Crusader City, Akko
Opposite the Ahmed el-Jazzar Mosque in Akko is the entrance to the massive complex of buildings occupied by the Knights of St John, the "Crusader city", which now lies underground. It was buried under a great mound of earth on which Ahmed el-Jazzar built his Citadel. Much of the complex was excavated between 1955 and 1964. In the northern part were found seven rooms, presumably belonging to the seven "tongues" (national groups) of which the order of St John was composed. One of them is now used as a concert hall. These rooms and a very large hall (perhaps the dormitory) have been only partly excavated in order to avoid endangering the stability of the Citadel built over them. One part of the complex which has been completely exposed is the refectory, often erroneously called the crypt, because before the excavations it was entered by descending from a window at street level. It is a large rectangular hall with groined vaulting borne on three massive round piers. An indication of its date is provided by the fleur-de-lis carved on two consoles, which are associated with Louis VII of France's stay in the town in 1148. More important than such details, however, is the extraordinary spatial effect of this monumental structure. From the refectory we descend into a lighted underground passage, originally 350m/380yds long, which dates from the Persian period and was used by the Crusaders as a secret means of access to the harbor.
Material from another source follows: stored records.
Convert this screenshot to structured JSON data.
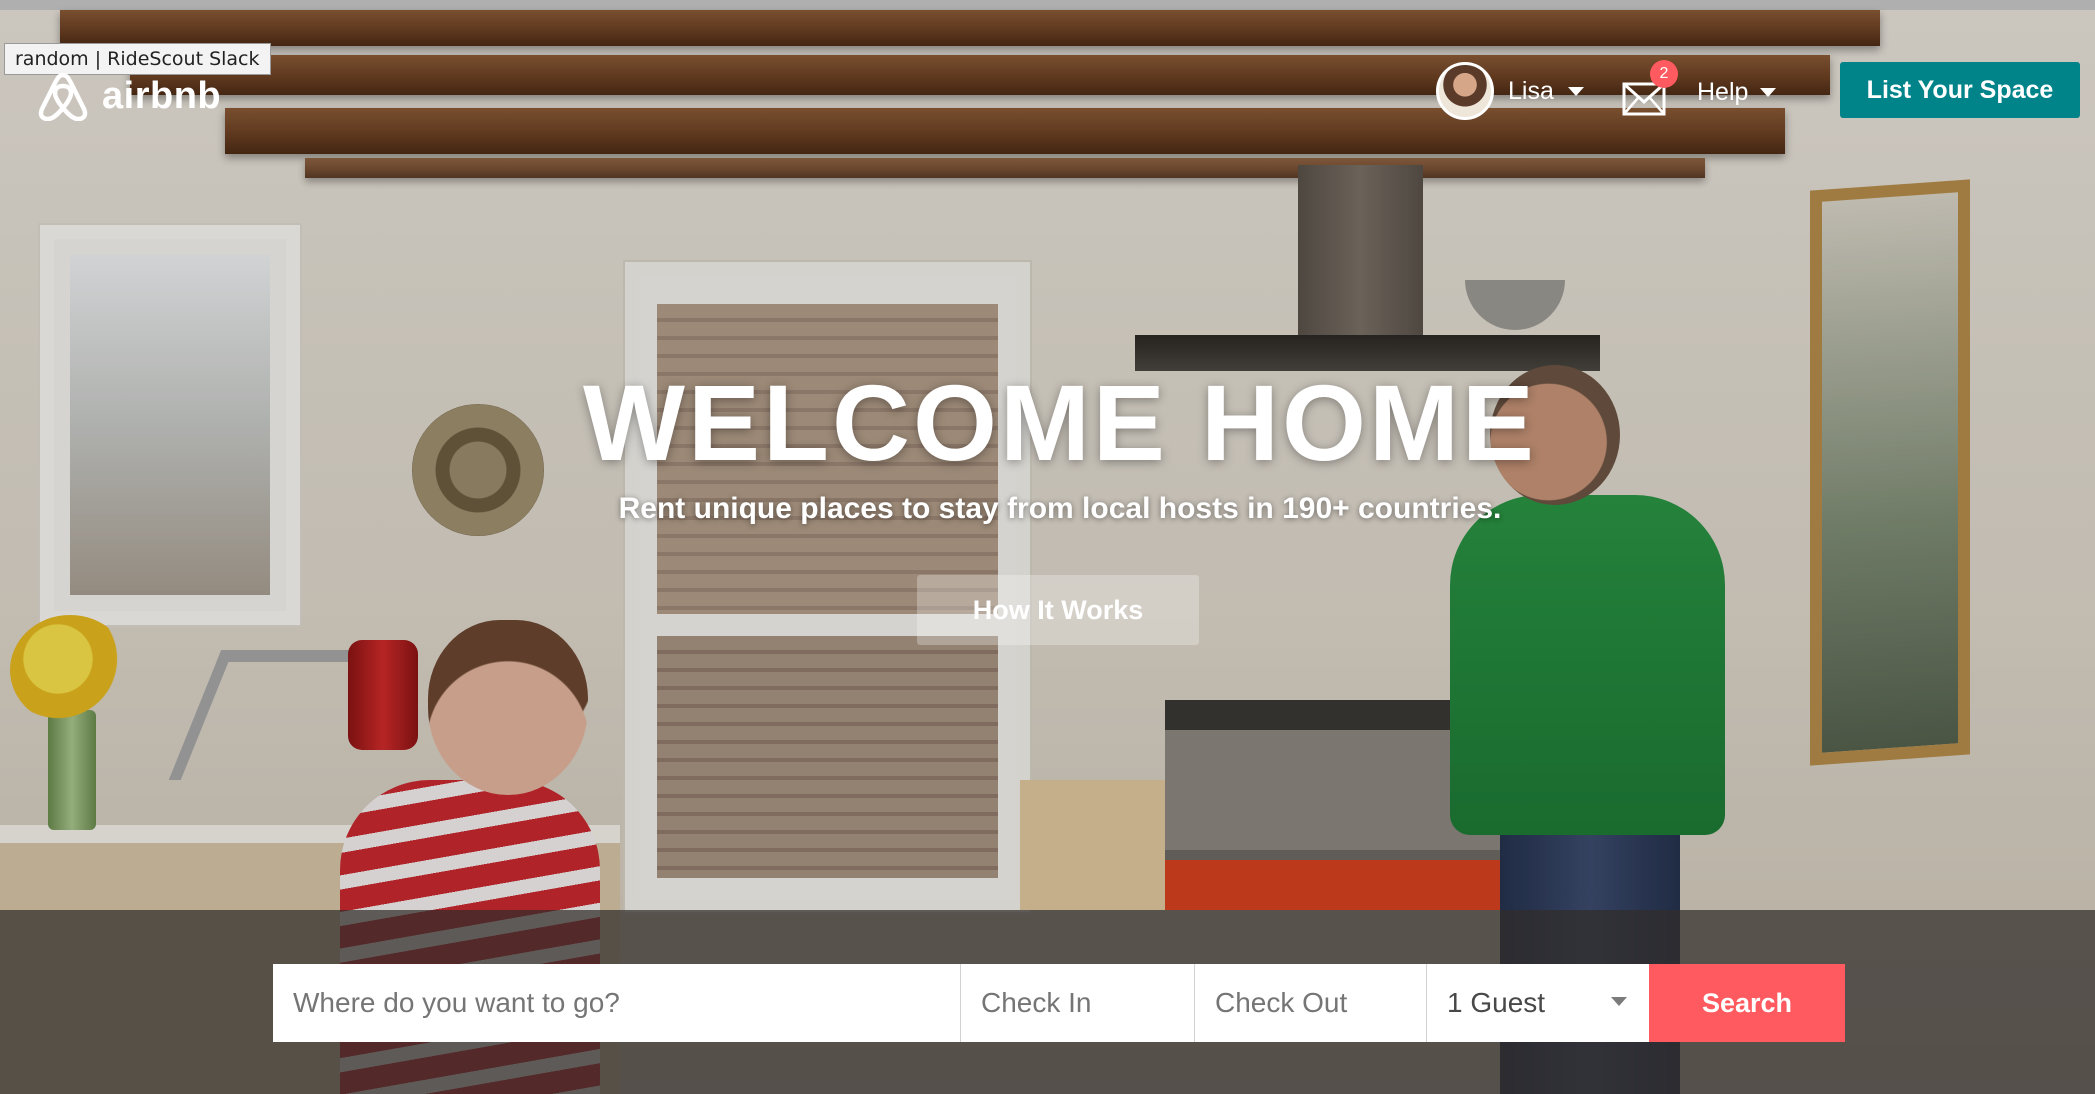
{
  "browser_tooltip": "random | RideScout Slack",
  "brand": {
    "logo_text": "airbnb",
    "accent_color": "#ff5a5f",
    "teal_color": "#00848a"
  },
  "header": {
    "user_name": "Lisa",
    "messages_count": "2",
    "help_label": "Help",
    "list_space_label": "List Your Space"
  },
  "hero": {
    "title": "WELCOME HOME",
    "subtitle": "Rent unique places to stay from local hosts in 190+ countries.",
    "how_it_works_label": "How It Works"
  },
  "search": {
    "where_placeholder": "Where do you want to go?",
    "checkin_placeholder": "Check In",
    "checkout_placeholder": "Check Out",
    "guests_value": "1 Guest",
    "search_label": "Search"
  },
  "icons": {
    "logo": "airbnb-belo-icon",
    "messages": "envelope-icon",
    "dropdown": "caret-down-icon"
  }
}
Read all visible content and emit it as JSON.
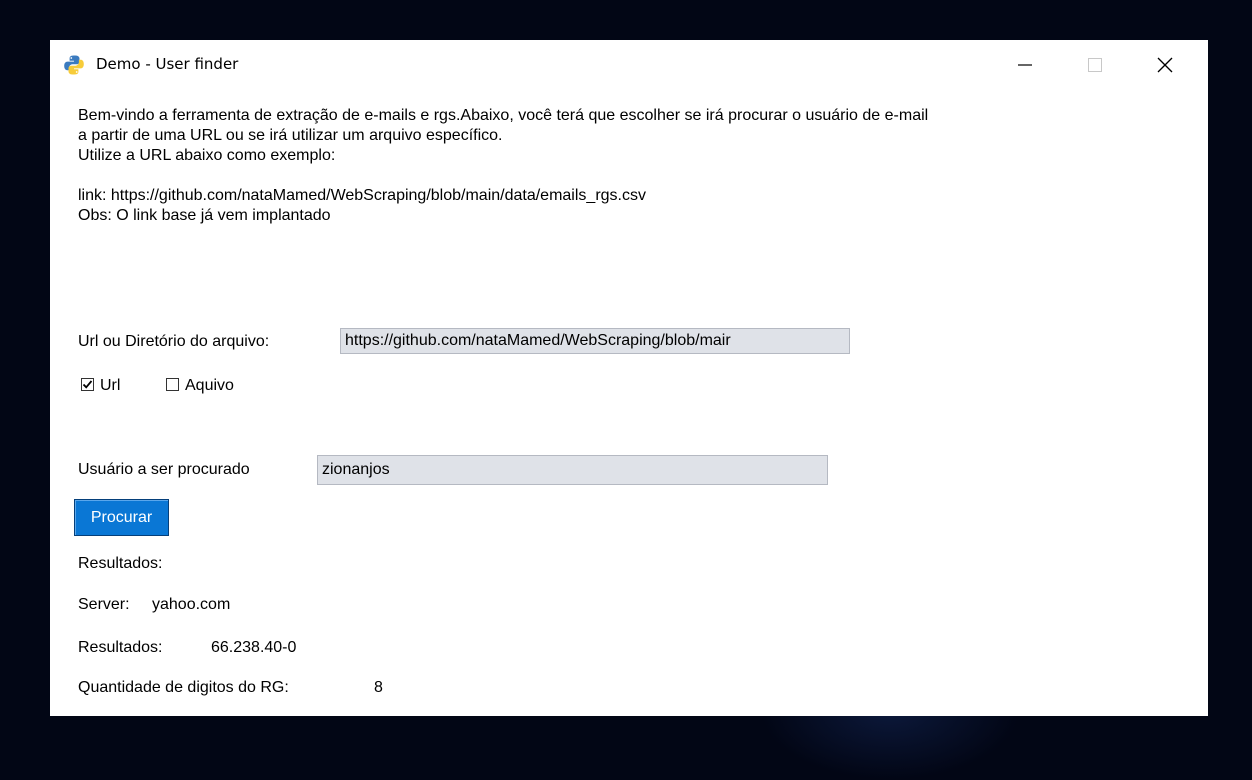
{
  "window": {
    "title": "Demo - User finder"
  },
  "intro": {
    "text": "Bem-vindo a ferramenta de extração de e-mails e rgs.Abaixo, você terá que escolher se irá procurar o usuário de e-mail\na partir de uma URL ou se irá utilizar um arquivo específico.\nUtilize a URL abaixo como exemplo:\n\nlink: https://github.com/nataMamed/WebScraping/blob/main/data/emails_rgs.csv\nObs: O link base já vem implantado"
  },
  "source": {
    "label": "Url ou Diretório do arquivo:",
    "value": "https://github.com/nataMamed/WebScraping/blob/mair"
  },
  "options": [
    {
      "label": "Url",
      "checked": true
    },
    {
      "label": "Aquivo",
      "checked": false
    }
  ],
  "user": {
    "label": "Usuário a ser procurado",
    "value": "zionanjos"
  },
  "search_button": {
    "label": "Procurar"
  },
  "results": {
    "heading": "Resultados:",
    "server_label": "Server:",
    "server_value": "yahoo.com",
    "result_label": "Resultados:",
    "result_value": "66.238.40-0",
    "rg_label": "Quantidade de digitos do RG:",
    "rg_value": "8"
  },
  "colors": {
    "accent": "#0a77d5",
    "field_bg": "#dfe2e8",
    "desktop_bg": "#020615"
  },
  "icons": {
    "app": "python-logo-icon",
    "minimize": "minimize-icon",
    "maximize": "maximize-icon",
    "close": "close-icon",
    "checked": "checkbox-checked-icon",
    "unchecked": "checkbox-unchecked-icon"
  }
}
It now runs for only 65m/70yds to the Bosta, a part of the building which was used by the Knights as a refuge and hospice for pilgrims.
Address: 10 Hahagana Street, Israel